WHAT TO PRODUCE ▸ Scan the lines below; pull out those with "data".

===============

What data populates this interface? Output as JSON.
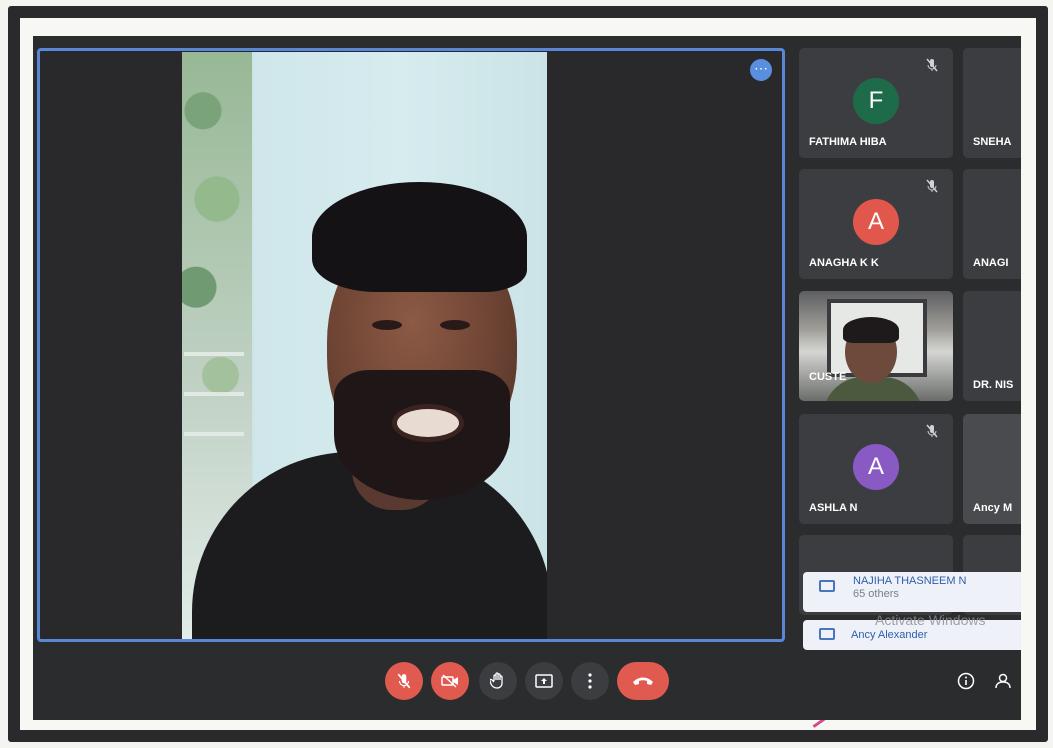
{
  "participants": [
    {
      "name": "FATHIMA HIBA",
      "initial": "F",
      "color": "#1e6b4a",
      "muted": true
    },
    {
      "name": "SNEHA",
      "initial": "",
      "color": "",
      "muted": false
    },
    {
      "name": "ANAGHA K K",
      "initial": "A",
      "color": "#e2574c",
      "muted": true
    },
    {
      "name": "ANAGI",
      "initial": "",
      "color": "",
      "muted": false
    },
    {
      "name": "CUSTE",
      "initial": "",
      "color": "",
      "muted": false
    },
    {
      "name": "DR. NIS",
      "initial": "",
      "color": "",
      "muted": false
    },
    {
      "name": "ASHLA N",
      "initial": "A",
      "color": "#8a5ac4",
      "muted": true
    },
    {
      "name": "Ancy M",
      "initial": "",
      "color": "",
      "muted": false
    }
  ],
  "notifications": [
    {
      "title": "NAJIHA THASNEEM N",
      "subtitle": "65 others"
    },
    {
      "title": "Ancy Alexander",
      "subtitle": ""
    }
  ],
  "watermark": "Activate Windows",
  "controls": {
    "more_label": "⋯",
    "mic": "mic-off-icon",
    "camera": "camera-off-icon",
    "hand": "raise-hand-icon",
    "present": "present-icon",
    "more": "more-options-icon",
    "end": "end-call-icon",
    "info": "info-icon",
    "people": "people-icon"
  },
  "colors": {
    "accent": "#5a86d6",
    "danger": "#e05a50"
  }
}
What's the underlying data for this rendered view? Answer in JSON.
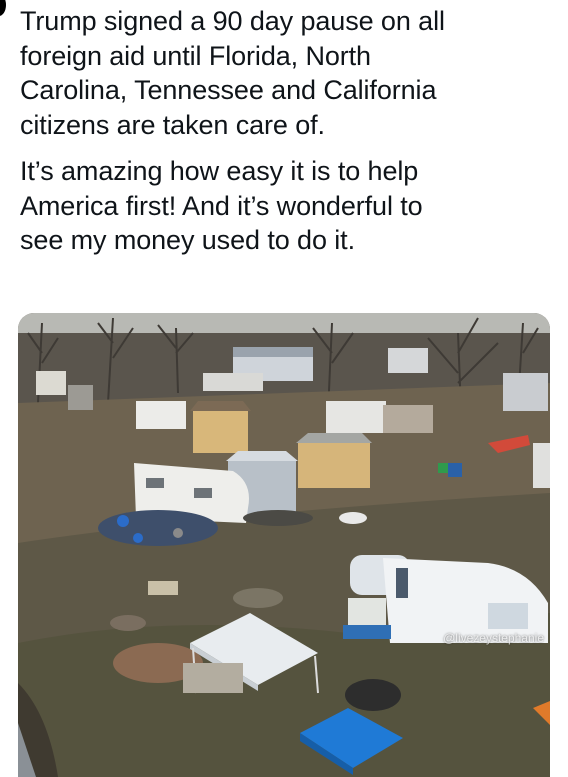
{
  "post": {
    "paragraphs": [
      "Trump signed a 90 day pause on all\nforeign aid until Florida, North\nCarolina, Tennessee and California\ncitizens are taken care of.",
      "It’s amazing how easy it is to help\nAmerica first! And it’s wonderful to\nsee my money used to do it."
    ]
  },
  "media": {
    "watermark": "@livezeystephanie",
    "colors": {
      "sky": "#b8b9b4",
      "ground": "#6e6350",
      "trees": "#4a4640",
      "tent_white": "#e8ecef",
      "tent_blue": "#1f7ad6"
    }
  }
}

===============

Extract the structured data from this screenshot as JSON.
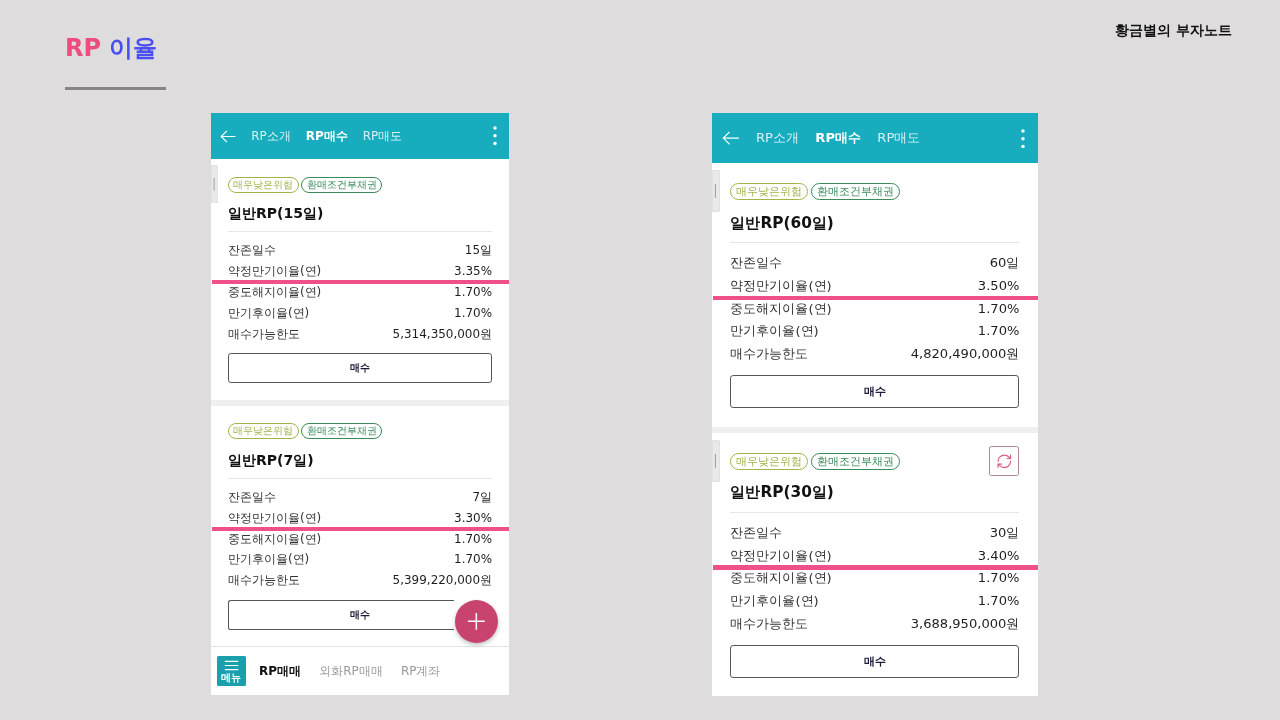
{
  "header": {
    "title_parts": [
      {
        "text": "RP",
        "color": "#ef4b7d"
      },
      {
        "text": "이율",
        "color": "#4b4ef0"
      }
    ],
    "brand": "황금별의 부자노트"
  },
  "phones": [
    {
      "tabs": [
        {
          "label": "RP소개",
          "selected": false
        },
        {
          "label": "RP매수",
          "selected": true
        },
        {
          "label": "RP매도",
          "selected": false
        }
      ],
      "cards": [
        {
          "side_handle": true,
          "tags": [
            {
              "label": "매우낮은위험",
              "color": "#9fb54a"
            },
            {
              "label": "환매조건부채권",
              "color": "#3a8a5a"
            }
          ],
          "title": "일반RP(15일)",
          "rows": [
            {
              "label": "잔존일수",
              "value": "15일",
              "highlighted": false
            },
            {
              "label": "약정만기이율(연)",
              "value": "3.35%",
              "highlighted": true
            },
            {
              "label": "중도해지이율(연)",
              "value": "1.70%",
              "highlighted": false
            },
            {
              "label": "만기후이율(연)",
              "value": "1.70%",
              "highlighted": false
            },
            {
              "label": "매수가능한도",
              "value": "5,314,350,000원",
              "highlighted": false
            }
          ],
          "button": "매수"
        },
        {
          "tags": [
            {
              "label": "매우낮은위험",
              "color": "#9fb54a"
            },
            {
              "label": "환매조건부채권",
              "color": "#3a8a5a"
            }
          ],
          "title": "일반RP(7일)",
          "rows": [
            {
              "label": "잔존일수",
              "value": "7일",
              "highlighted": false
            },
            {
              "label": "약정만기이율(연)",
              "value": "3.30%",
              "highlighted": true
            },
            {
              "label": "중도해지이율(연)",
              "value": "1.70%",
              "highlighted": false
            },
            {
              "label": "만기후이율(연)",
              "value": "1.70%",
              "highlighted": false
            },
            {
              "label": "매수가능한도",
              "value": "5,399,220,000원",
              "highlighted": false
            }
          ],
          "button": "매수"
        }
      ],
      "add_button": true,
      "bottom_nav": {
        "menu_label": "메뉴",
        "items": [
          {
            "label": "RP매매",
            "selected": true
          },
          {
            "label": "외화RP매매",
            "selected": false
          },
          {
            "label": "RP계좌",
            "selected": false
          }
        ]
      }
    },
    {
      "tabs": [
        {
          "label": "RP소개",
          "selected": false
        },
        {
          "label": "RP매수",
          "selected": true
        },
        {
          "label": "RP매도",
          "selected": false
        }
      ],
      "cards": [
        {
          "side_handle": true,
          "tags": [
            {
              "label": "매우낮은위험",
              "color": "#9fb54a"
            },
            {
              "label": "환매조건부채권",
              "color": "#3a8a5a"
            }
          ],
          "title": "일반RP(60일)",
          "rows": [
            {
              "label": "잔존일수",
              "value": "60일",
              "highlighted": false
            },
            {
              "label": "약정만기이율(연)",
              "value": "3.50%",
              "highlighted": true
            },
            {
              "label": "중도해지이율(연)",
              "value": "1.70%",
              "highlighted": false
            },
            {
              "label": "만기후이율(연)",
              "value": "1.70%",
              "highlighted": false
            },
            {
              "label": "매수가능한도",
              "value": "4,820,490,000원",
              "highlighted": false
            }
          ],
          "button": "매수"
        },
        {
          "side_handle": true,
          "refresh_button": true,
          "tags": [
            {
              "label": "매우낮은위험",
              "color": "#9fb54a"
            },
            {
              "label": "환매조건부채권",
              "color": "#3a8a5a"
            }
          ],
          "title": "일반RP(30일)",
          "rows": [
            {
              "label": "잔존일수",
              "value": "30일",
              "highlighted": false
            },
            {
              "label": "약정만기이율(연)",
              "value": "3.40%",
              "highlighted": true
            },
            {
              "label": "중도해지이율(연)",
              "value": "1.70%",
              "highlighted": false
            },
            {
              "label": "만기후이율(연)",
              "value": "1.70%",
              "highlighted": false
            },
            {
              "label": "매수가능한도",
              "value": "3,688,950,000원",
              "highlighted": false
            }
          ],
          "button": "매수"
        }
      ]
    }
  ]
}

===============

FINAL ANSWER ▸
What data populates this interface? Output as JSON.
What's the underlying data for this rendered view? Answer in JSON.
Extract the structured data from this screenshot as JSON.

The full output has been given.